“Congratulations on your acceptance to Herbert W. Armstrong College!”
It has been almost seven years since I first read those words, but the visceral and anxious feeling comes back whenever I reminisce on this experience. The decision to pursue this path meant that I would have to leave my family, university and country. Little did I know that this one decision would dramatically change my life.
I have to admit, the thought of moving terrified me a bit. I would be at headquarters for at least two years. That meant I would most likely not see my family or step foot in my country for two years, and I would never finish my degree. Two years seemed like it was going to be an eternity! But guess what: I have been here for over six years, and it feels like I have only been here for a few.
Life has become a lot more productive, abundant and exciting since arriving at headquarters and getting acquainted with the AC program.
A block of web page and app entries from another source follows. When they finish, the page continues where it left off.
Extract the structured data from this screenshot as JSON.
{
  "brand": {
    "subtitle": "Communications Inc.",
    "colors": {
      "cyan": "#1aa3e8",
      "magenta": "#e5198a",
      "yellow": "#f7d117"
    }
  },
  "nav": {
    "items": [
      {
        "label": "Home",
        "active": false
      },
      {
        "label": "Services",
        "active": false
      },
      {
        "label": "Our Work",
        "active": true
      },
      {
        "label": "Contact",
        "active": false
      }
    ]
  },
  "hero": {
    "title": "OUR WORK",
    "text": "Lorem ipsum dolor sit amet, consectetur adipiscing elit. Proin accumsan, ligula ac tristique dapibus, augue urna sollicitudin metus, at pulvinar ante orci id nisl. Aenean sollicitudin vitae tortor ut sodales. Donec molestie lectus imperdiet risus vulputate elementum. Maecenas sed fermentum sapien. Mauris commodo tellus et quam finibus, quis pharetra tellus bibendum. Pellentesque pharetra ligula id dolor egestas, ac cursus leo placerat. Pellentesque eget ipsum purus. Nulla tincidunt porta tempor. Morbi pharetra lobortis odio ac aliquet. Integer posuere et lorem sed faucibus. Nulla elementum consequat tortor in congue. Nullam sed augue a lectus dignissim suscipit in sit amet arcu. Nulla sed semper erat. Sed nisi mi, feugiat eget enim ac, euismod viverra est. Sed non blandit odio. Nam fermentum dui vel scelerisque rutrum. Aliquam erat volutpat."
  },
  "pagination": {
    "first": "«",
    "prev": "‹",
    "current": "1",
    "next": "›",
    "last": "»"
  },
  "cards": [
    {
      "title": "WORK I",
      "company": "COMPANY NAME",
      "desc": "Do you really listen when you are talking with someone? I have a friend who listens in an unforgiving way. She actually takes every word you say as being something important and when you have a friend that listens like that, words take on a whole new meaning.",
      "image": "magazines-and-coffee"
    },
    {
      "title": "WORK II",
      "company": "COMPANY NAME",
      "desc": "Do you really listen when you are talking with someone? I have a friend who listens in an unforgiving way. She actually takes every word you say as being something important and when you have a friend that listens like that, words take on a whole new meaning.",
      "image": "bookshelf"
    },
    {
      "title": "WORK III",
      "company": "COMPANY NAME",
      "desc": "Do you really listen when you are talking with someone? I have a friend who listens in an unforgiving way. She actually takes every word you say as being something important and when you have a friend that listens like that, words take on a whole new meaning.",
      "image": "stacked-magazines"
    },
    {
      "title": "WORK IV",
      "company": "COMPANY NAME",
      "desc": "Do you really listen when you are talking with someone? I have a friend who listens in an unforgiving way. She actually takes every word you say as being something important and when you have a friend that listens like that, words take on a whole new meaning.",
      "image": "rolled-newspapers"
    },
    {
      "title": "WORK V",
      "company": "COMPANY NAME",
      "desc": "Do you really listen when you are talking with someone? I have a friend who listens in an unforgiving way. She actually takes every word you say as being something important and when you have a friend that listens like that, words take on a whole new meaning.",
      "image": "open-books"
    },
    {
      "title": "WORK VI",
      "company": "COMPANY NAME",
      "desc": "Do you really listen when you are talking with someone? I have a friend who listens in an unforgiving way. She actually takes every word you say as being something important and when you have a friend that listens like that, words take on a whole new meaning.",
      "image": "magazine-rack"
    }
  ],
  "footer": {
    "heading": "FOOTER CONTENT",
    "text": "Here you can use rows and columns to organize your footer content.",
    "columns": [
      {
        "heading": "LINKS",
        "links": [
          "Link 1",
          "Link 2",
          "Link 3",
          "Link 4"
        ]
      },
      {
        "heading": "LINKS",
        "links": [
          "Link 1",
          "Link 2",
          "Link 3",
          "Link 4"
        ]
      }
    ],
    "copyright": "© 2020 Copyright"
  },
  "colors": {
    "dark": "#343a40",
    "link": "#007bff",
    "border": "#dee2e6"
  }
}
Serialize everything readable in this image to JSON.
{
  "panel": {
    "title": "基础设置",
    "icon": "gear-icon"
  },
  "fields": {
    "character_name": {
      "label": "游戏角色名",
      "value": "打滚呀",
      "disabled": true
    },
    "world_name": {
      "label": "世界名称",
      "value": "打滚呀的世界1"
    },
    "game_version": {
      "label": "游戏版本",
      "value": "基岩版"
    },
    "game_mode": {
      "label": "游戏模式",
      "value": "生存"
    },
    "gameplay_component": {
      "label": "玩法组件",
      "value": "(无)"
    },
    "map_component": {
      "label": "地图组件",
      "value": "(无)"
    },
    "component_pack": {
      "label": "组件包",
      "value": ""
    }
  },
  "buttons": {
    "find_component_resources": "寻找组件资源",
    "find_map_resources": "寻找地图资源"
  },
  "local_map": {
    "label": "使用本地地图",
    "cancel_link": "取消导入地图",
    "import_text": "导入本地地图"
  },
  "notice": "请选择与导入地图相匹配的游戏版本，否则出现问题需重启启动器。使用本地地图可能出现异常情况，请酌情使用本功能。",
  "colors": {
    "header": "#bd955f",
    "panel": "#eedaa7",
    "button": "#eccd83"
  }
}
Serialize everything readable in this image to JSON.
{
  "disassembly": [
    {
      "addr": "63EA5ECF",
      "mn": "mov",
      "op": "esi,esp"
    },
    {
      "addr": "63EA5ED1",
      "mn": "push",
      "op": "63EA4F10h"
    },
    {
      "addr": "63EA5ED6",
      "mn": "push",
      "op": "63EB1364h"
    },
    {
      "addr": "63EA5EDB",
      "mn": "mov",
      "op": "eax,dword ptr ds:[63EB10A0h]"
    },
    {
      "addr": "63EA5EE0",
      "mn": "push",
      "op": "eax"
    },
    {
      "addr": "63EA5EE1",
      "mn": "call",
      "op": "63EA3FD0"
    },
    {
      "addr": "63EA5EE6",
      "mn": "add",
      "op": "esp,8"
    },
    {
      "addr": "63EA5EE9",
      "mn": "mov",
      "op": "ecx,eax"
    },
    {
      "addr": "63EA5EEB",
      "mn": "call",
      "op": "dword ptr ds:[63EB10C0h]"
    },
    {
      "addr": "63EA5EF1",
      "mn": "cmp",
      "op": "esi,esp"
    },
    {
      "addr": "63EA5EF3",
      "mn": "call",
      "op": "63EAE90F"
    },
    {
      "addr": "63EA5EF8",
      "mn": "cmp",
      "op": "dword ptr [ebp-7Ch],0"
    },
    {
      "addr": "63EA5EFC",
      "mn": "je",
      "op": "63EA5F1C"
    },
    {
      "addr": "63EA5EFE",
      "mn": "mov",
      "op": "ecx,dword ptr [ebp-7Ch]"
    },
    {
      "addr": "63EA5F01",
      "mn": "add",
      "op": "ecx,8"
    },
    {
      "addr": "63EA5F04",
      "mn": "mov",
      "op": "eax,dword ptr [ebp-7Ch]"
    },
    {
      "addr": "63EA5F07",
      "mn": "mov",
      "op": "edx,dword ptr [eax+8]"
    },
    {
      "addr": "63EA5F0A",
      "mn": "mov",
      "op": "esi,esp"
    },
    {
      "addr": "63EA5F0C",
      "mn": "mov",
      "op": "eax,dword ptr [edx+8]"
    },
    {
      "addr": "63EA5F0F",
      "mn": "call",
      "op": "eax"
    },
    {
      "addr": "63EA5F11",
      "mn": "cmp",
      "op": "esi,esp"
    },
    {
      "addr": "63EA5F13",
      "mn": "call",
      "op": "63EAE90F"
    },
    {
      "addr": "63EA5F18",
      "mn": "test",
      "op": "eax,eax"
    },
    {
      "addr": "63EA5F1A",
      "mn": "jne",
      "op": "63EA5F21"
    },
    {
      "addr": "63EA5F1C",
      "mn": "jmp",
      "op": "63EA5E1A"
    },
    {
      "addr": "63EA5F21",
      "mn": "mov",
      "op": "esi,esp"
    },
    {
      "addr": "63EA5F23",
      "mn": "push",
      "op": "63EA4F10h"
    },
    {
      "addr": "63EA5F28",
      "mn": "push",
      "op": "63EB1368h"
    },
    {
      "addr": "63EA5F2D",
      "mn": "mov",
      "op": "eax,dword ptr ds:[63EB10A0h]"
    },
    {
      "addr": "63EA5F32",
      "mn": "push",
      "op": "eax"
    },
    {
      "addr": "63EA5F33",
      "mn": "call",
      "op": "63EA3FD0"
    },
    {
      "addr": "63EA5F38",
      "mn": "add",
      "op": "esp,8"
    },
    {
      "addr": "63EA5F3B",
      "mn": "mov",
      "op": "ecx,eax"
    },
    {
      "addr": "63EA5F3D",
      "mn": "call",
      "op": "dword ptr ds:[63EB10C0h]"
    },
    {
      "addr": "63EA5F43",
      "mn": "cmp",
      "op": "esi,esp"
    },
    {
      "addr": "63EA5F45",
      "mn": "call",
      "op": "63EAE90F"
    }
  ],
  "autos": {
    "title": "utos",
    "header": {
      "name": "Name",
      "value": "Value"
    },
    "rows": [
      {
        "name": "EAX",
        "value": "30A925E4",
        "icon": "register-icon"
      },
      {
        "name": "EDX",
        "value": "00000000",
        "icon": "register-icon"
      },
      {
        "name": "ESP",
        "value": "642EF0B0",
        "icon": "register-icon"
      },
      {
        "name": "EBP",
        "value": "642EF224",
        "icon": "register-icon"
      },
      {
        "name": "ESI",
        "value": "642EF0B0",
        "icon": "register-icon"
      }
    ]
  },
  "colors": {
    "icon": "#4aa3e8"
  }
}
The pressure cooker environment at AC encourages the growth of the whole man, not just the intellect. One of my busiest yet most memorable days at college was when the Russian National Ballet performed at Armstrong Auditorium. The college doesn’t stop whenever there’s a concert, so we still went to classes that day, worked our regular jobs, and then worked our Armstrong International Cultural Foundation jobs. My foundation job involved preparing the food for the performers, setting up their dinner, snacks and beverages, serving their meal, and cleaning up afterwards. It was a long day, but it didn’t end there! Once I got back to the dorm, I still had some homework to finish and a quiz to study for.
Not completing university concerned me back when I was accepted to AC, but I soon realized how incomparable the AC education is. By the end of our senior year, we had thoroughly studied almost the entire Bible. This education shaped our minds and became the foundation of our lives, the basis of our decisions, and our way of life.
I had the opportunity to work in the kitchen my freshman year, in the editorial department after that, and as an excavator at the Ophel archaeological dig in Jerusalem my senior year. I was also able to watch God’s house being built, completed and dedicated. This gave me and others the chance to help out with the work parties at the auditorium and serve at the concerts. Besides these jobs, we were also involved in Philadelphia Youth Camp as counselors or sports instructors.
We were given a lot of open doors that helped us develop the skills that would be useful for our future jobs, the character and maturity needed for our future roles, and the faith to let God lead us in our lives.
Our lives changed again after graduating. Some were hired on by the Work, some got married, some moved back home, and some, like me, found jobs in the world.
I was later hired for a position managing the graphics and photos for an electronics distributor in Edmond. The experience God gave me in the student work program at college helped me get this job. I didn’t have a degree in graphic design, but the portfolio of past projects that had been published spoke for me.
The job I had with that company eventually became easier as I got used to it. I would often finish the work I had for the week by Wednesday, and this gave me the opportunity to be cross-trained as a graphic designer.
I received a job offer from the kitchen at headquarters after 14 months. The day after I got that job offer, my supervisor offered me a promotion as a graphic designer. I was once again on the verge of making a decision that could change my life.
Since working in the world, my desire to be directly involved again with the Work grew. However, I had also just spent 14 months working toward this promotion. Similar to my experience in applying for college, I didn’t think this would be a tough decision to make, but it was. A few days after that unexpected fork in the road, I decided to take the job at headquarters.
Once again, I had no qualifications for this position except for the 10 months I had worked in the kitchen my freshman year. I was familiar with how the kitchen worked but had to quickly learn what my job as an assistant chef entailed.
Working in the world was the experience I needed to help me appreciate this opportunity more. I have learned a lot about planning meals and preparing food, but the greatest lesson I have learned so far is how to work with and connect with people.
Although I was always surrounded by people at college, I often worked alone or in smaller groups. I also tended to keep to myself when I was in the dorm. However, we constantly work with people and for people in the kitchen. This is more than just a job, and as my supervisor has repeatedly emphasized to me, we are feeding God’s Family. I soon realized how much love, concern and thought is put into every meal. This was something I did not appreciate as much as I should have when I was a student.
I expected this job to be physically demanding, but it didn’t fully sink in until I saw how hard my supervisors and co-workers worked. Their example is definitely inspiring and motivating for me as a younger person to push myself to work harder. This has also helped me appreciate and admire the men and women who volunteer three weeks of their time to feed 144 campers at pyc.
We also try to make the most of what we have in the kitchen. This was something I didn’t fully appreciate until I assisted my supervisor with shopping for food. What we eat—and everything else we have on campus—can be easily taken for granted, but all of this was made possible by brethren giving their tithes and offerings.
Living close to and working at headquarters is a huge blessing! The doors God opens for us remind us of this incredible privilege. The years I have spent here have helped me understand that God is in charge. He will give us the opportunities we need, and He will always prepare us for the next decision that could change our lives.